What is being asked: Whatever the data contains, copy all of it exactly.

Dataset:
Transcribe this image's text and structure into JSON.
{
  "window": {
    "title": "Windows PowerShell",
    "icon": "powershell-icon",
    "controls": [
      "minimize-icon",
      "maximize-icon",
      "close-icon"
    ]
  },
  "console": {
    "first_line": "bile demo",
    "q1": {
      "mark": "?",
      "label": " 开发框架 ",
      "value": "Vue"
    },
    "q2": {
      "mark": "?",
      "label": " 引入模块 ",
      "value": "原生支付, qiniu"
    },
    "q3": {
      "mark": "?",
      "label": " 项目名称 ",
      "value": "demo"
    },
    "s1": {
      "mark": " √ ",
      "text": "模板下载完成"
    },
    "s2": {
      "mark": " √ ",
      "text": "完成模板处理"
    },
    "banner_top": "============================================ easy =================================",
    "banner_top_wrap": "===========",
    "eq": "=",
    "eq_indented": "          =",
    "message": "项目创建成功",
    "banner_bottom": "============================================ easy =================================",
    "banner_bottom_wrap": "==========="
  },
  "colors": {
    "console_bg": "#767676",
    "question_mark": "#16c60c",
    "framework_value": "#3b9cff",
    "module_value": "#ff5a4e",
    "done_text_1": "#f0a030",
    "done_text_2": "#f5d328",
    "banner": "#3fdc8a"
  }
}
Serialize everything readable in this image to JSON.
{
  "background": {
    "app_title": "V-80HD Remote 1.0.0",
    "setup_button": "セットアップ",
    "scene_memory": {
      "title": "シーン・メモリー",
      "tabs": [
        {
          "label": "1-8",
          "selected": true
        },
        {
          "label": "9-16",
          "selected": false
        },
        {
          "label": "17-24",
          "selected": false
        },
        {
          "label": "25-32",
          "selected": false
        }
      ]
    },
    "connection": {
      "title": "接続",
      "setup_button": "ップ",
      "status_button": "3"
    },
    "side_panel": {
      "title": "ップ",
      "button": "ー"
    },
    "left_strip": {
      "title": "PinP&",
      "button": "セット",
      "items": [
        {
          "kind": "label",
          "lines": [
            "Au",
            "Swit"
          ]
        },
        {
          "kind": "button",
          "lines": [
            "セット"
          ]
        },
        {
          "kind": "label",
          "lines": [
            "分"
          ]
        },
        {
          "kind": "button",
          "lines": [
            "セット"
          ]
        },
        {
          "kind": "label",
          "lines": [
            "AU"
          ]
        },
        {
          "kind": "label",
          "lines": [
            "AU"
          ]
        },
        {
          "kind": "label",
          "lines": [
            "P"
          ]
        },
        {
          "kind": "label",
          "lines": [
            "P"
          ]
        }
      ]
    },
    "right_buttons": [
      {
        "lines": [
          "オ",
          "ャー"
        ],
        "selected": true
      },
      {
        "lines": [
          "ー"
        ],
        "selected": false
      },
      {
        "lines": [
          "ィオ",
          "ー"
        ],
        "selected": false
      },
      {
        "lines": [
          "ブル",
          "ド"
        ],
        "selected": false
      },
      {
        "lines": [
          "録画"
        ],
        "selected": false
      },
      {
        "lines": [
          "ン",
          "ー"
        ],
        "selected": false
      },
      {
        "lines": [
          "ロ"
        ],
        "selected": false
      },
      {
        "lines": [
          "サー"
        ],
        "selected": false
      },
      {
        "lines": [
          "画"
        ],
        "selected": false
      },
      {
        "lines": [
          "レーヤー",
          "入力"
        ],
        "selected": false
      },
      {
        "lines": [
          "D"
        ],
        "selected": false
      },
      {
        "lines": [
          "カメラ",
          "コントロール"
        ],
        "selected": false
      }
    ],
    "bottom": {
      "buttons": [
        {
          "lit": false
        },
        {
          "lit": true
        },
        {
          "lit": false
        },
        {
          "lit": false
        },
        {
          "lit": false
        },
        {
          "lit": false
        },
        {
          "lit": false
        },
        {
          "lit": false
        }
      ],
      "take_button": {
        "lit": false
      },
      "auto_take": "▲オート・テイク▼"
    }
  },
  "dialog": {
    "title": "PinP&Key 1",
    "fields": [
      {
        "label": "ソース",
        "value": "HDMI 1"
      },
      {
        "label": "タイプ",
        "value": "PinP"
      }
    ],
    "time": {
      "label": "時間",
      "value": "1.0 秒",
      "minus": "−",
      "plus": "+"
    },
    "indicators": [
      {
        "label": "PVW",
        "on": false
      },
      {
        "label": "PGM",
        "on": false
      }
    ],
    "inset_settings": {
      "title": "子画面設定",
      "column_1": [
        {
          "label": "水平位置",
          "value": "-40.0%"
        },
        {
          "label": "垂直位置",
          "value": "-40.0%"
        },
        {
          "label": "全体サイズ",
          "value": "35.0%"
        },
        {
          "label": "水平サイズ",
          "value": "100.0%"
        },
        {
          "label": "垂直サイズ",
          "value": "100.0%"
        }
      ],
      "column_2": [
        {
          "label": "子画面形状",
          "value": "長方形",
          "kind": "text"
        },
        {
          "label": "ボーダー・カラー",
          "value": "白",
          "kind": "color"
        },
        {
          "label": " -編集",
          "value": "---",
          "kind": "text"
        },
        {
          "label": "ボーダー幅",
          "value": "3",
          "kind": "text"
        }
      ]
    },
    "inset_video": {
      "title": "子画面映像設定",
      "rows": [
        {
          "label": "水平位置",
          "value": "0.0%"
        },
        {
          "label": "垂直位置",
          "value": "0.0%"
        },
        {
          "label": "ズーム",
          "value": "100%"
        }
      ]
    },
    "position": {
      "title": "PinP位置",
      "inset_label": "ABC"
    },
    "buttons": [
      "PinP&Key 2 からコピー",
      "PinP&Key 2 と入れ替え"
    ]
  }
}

Problem solution:
Transcribe this image's text and structure into JSON.
{
  "window": {
    "title": "Windows PowerShell",
    "icon": "powershell-icon",
    "controls": [
      "minimize-icon",
      "maximize-icon",
      "close-icon"
    ]
  },
  "console": {
    "first_line": "bile demo",
    "q1": {
      "mark": "?",
      "label": " 开发框架 ",
      "value": "Vue"
    },
    "q2": {
      "mark": "?",
      "label": " 引入模块 ",
      "value": "原生支付, qiniu"
    },
    "q3": {
      "mark": "?",
      "label": " 项目名称 ",
      "value": "demo"
    },
    "s1": {
      "mark": " √ ",
      "text": "模板下载完成"
    },
    "s2": {
      "mark": " √ ",
      "text": "完成模板处理"
    },
    "banner_top": "============================================ easy =================================",
    "banner_top_wrap": "===========",
    "eq": "=",
    "eq_indented": "          =",
    "message": "项目创建成功",
    "banner_bottom": "============================================ easy =================================",
    "banner_bottom_wrap": "==========="
  },
  "colors": {
    "console_bg": "#767676",
    "question_mark": "#16c60c",
    "framework_value": "#3b9cff",
    "module_value": "#ff5a4e",
    "done_text_1": "#f0a030",
    "done_text_2": "#f5d328",
    "banner": "#3fdc8a"
  }
}
Serialize everything readable in this image to JSON.
{
  "background": {
    "app_title": "V-80HD Remote 1.0.0",
    "setup_button": "セットアップ",
    "scene_memory": {
      "title": "シーン・メモリー",
      "tabs": [
        {
          "label": "1-8",
          "selected": true
        },
        {
          "label": "9-16",
          "selected": false
        },
        {
          "label": "17-24",
          "selected": false
        },
        {
          "label": "25-32",
          "selected": false
        }
      ]
    },
    "connection": {
      "title": "接続",
      "setup_button": "ップ",
      "status_button": "3"
    },
    "side_panel": {
      "title": "ップ",
      "button": "ー"
    },
    "left_strip": {
      "title": "PinP&",
      "button": "セット",
      "items": [
        {
          "kind": "label",
          "lines": [
            "Au",
            "Swit"
          ]
        },
        {
          "kind": "button",
          "lines": [
            "セット"
          ]
        },
        {
          "kind": "label",
          "lines": [
            "分"
          ]
        },
        {
          "kind": "button",
          "lines": [
            "セット"
          ]
        },
        {
          "kind": "label",
          "lines": [
            "AU"
          ]
        },
        {
          "kind": "label",
          "lines": [
            "AU"
          ]
        },
        {
          "kind": "label",
          "lines": [
            "P"
          ]
        },
        {
          "kind": "label",
          "lines": [
            "P"
          ]
        }
      ]
    },
    "right_buttons": [
      {
        "lines": [
          "オ",
          "ャー"
        ],
        "selected": true
      },
      {
        "lines": [
          "ー"
        ],
        "selected": false
      },
      {
        "lines": [
          "ィオ",
          "ー"
        ],
        "selected": false
      },
      {
        "lines": [
          "ブル",
          "ド"
        ],
        "selected": false
      },
      {
        "lines": [
          "録画"
        ],
        "selected": false
      },
      {
        "lines": [
          "ン",
          "ー"
        ],
        "selected": false
      },
      {
        "lines": [
          "ロ"
        ],
        "selected": false
      },
      {
        "lines": [
          "サー"
        ],
        "selected": false
      },
      {
        "lines": [
          "画"
        ],
        "selected": false
      },
      {
        "lines": [
          "レーヤー",
          "入力"
        ],
        "selected": false
      },
      {
        "lines": [
          "D"
        ],
        "selected": false
      },
      {
        "lines": [
          "カメラ",
          "コントロール"
        ],
        "selected": false
      }
    ],
    "bottom": {
      "buttons": [
        {
          "lit": false
        },
        {
          "lit": true
        },
        {
          "lit": false
        },
        {
          "lit": false
        },
        {
          "lit": false
        },
        {
          "lit": false
        },
        {
          "lit": false
        },
        {
          "lit": false
        }
      ],
      "take_button": {
        "lit": false
      },
      "auto_take": "▲オート・テイク▼"
    }
  },
  "dialog": {
    "title": "PinP&Key 1",
    "fields": [
      {
        "label": "ソース",
        "value": "HDMI 1"
      },
      {
        "label": "タイプ",
        "value": "PinP"
      }
    ],
    "time": {
      "label": "時間",
      "value": "1.0 秒",
      "minus": "−",
      "plus": "+"
    },
    "indicators": [
      {
        "label": "PVW",
        "on": false
      },
      {
        "label": "PGM",
        "on": false
      }
    ],
    "inset_settings": {
      "title": "子画面設定",
      "column_1": [
        {
          "label": "水平位置",
          "value": "-40.0%"
        },
        {
          "label": "垂直位置",
          "value": "-40.0%"
        },
        {
          "label": "全体サイズ",
          "value": "35.0%"
        },
        {
          "label": "水平サイズ",
          "value": "100.0%"
        },
        {
          "label": "垂直サイズ",
          "value": "100.0%"
        }
      ],
      "column_2": [
        {
          "label": "子画面形状",
          "value": "長方形",
          "kind": "text"
        },
        {
          "label": "ボーダー・カラー",
          "value": "白",
          "kind": "color"
        },
        {
          "label": " -編集",
          "value": "---",
          "kind": "text"
        },
        {
          "label": "ボーダー幅",
          "value": "3",
          "kind": "text"
        }
      ]
    },
    "inset_video": {
      "title": "子画面映像設定",
      "rows": [
        {
          "label": "水平位置",
          "value": "0.0%"
        },
        {
          "label": "垂直位置",
          "value": "0.0%"
        },
        {
          "label": "ズーム",
          "value": "100%"
        }
      ]
    },
    "position": {
      "title": "PinP位置",
      "inset_label": "ABC"
    },
    "buttons": [
      "PinP&Key 2 からコピー",
      "PinP&Key 2 と入れ替え"
    ]
  }
}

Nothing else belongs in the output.